Knowing if something is okay for your child to watch on television or on the big screen is important. Unless you’ve pre-screened it—and who has time to do that?—it’s difficult to gauge if something is suitable purely based on the MPAA ratings, which is the Motion Picture Association of America’s film-rating system. One PG movie may be fine for your 8 year old, but another may not be. Now a new resource called Ok.com will help families know what is okay for their kids to watch and offer more than any other online resource for parents.
For several years, I’ve been using other online resources to see if a television show or movie is okay for my kids to watch. With two scaredy-cat daughters and being a mom who feels strongly that there be positive girl role models in the shows we watch, it had been an essential part of our viewing.
Without using something like this, parents can find out the hard way that they shouldn’t have let their children watch something. Take this video for example. These parents took their two boys to see The Odd Life of Timothy Green, now playing in theaters. It turned out to be a huge mistake for their family:
SPOILER ALERT: The video gives the movie ending away.
Huge mistake. Big.
OK.com offers families more than any other media site has. The a new online family media guide combines the power of crowdsourcing with the intimacy of customized social networks. Parents can instantly see the opinions of all the site’s users and weigh them against the opinions of their closest Facebook friends. The result? An unrivaled, user-friendly family media guide easily remembered by the simple two-letter domain, OK.

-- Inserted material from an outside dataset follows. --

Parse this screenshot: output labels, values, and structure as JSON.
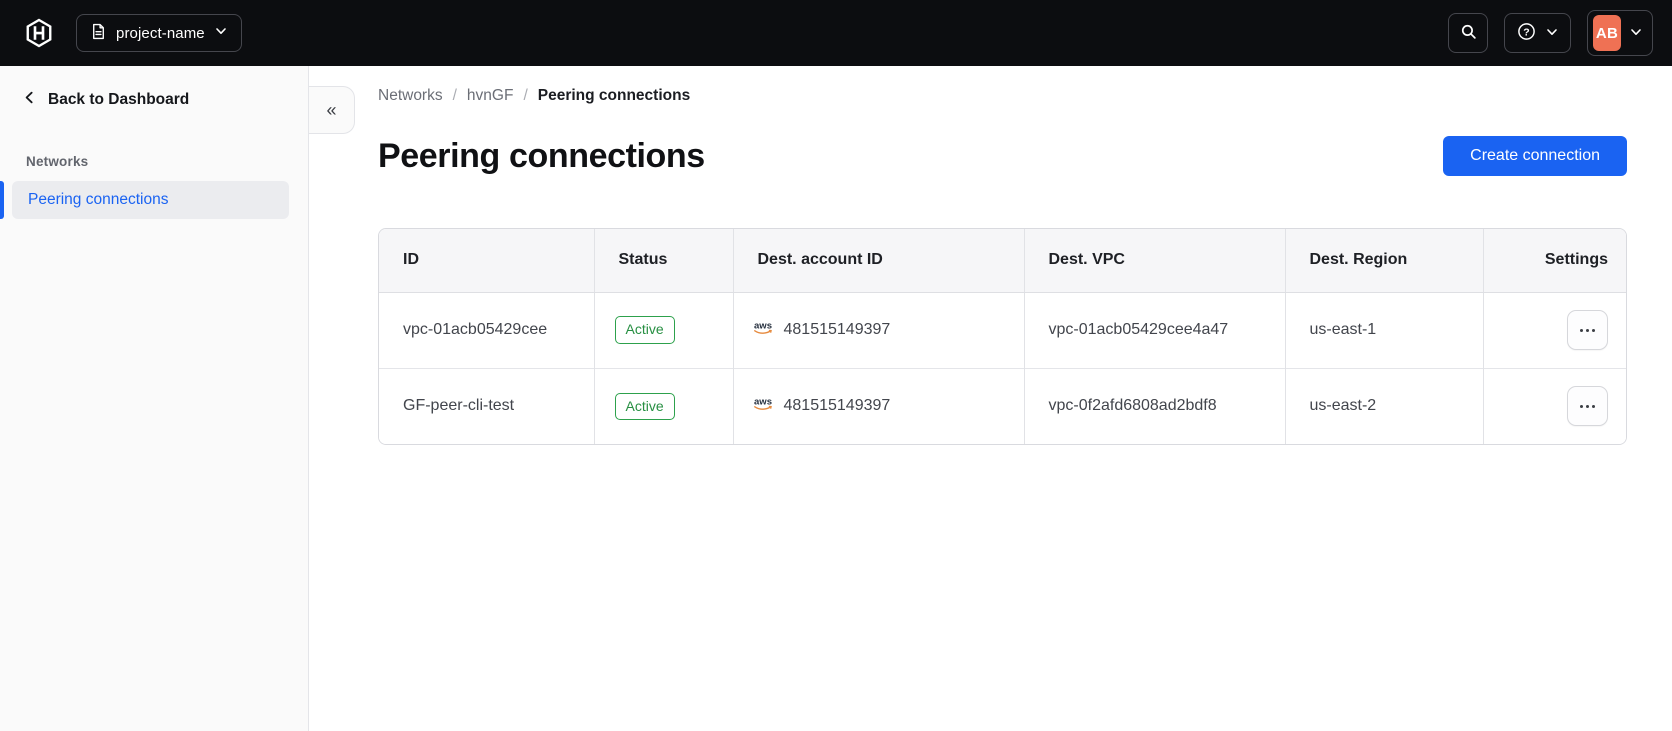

Here’s the new, exciting difference—users (that’ s parents like you and me) pick and choose the voices they want to hear and the opinions they respect, and in the process, create informal, personalized ratings and review panels built on the basis of shared values. Unlike other family media guides, Ok.com employs no panel, board or agenda. Instead, the latest innovation harnesses the insights of attentive parents, the capabilities of the latest multi-platform technology and the strength of trusted social communities. The result is a much-needed service that does not tell people what they should think, but empowers them to determine for themselves the appropriate content for their families.
Think of Ok.com as the trusted friend who has seen all the movies, read all the books, played all the video games—we all have a mom or dad friend like that—and can thoughtfully and simply answer your family’s pressing question: Is this Ok for my kids?
Ok.com is compatible with all smart phones and other mobile devices, and is also the only site to combine reviews with the ability to check local movie times, purchase tickets online, as well as rent, download or buy content directly from well-known entertainment brands, such as Fandango, Redbox, iTunes, and Netflix. So let’s say you go on to see if ParaNorman is okay for your 8 year old to see, like mine who keeps asking. You read the review, decide yes or no, and then you can check where and when it’s playing. Then to make life even easier, you can purchase tickets to the show right there and then! Just click the button to purchase tickets and you’re on your way to some fun family viewing.
I’ve signed up at Ok.com and I’ll be reaching out to my Facebook parent friends to join also. That way I can read their reviews, people I know and trust, and decide if something is okay for my kids.